Wednesday, March 17, 2010

Health Care Mess

  The battle for health care reform is nearing a very ugly conclusion. The Democrats are angling for ways to pass the bill without a climactic final vote since the Republican and Tea Party machines are salivating at the chance to use the vote as a media tool to wrest congressional power from the democrats in November. The main opposition argument that the bill shouldn’t pass since the majority of America is against seems stupid to me. After all, when the majority of Americans wanted to get all the troops out of Iraq, along came the famous ‘surge’. At least with the surge, the Republicans stood up for what they believed in, public opinion aside. I would be more encouraged to see the Democrats pass health reform with a vote and show the country that they believe it will make our country stronger. The way they are handling this does not inspire my confidence.

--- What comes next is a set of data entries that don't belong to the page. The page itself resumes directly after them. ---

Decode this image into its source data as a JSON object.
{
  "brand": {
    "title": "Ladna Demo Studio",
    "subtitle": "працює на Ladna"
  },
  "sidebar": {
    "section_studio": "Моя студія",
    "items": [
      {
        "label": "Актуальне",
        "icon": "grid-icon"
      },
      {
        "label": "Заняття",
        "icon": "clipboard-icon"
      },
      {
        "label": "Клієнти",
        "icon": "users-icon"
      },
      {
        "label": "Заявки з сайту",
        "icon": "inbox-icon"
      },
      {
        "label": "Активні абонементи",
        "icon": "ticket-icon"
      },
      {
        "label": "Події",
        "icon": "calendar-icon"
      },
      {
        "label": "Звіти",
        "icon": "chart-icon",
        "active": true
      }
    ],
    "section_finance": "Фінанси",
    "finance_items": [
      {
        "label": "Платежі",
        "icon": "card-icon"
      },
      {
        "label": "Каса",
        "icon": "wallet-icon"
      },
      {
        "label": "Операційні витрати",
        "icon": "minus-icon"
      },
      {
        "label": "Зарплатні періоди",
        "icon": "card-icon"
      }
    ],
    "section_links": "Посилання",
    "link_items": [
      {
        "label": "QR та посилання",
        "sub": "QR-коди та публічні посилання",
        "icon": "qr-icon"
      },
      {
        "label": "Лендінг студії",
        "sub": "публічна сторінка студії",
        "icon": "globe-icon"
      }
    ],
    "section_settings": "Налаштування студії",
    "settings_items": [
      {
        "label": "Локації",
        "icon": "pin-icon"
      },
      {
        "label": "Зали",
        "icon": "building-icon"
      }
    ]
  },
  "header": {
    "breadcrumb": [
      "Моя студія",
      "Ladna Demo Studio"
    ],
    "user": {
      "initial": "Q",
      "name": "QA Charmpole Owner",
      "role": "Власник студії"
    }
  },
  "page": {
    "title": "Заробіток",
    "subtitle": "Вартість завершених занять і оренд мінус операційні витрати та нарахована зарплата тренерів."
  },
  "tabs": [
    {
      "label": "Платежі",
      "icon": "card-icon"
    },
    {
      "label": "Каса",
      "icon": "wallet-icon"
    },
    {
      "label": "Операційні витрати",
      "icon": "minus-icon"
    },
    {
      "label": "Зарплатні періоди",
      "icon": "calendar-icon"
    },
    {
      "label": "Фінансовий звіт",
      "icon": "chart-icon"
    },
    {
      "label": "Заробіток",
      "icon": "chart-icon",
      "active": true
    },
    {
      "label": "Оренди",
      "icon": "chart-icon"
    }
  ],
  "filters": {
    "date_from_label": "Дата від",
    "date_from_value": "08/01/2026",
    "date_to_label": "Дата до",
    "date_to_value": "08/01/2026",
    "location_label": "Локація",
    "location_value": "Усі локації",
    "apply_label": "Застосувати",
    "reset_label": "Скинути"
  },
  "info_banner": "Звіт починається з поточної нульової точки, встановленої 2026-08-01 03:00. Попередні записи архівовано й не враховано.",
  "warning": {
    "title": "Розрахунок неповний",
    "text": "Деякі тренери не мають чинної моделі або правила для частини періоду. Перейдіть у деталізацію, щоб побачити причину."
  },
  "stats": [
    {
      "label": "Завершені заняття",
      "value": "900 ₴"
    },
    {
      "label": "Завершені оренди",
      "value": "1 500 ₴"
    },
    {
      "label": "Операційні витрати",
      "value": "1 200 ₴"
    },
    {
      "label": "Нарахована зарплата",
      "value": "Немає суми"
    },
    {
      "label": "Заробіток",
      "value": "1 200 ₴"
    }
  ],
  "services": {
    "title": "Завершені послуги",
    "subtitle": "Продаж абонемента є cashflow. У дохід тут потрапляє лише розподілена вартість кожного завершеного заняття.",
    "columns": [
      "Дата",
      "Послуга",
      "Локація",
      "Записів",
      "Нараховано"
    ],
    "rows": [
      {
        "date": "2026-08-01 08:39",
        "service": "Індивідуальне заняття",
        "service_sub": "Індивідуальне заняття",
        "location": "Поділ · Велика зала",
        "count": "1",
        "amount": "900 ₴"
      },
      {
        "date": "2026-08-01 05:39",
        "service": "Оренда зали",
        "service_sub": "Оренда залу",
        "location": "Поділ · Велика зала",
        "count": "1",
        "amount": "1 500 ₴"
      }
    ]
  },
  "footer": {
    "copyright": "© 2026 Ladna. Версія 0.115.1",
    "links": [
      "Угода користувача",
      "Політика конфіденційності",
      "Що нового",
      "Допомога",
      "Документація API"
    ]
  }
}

  I want health care reform. Since I have been a contractor for the last 2 years, I bought my own health insurance. It does not cost much more than I could get by working at a company, but the problem with private insurance is that if anyone in my family gets sick, the insurance companies will find some reason to cancel my policy or make it unaffordable for me to continue purchasing coverage. The insurance companies are absolute snakes and any meaningful health care reform needs to put them out of business and have the government as the only insurer so they can set the rates for the insured, hospitals, doctors, etc.

  The current health care reform is a sham in that uninsured people will be covered but there is no cost savings. The extra costs will be borne by making everyone purchase coverage. This is a boon to the insurance companies (more people to write policies for) and the medical industry (no charity cases that can’t pay), but it does nothing to contain treatment costs. This means that we will still have to pay hundreds of dollars for a few minutes of a doctors’ time, thousands of dollars for the work of the emergency room or a specialist, and hundreds of thousands of dollars in the event of a cancer or heart attack. Until the costs are contained, health care will remain a mess and no amount of insurance reform will resolve that.

  The biggest problem with cutting costs is that we (including me) want to cut the other person’s costs, but when we are sick, please spare no expense. How much would costs go down if the entire country decided not to visit a doctor, buy prescriptions, or go to a hospital for a month? This would never happen and the doctors, hospitals, insurance companies, and politicians know this. That is why they can get away with practices that would not work in any other industry. Would you get a car repaired without getting an estimate? No, but we when we are sick, we will do whatever we are told without asking for the cost.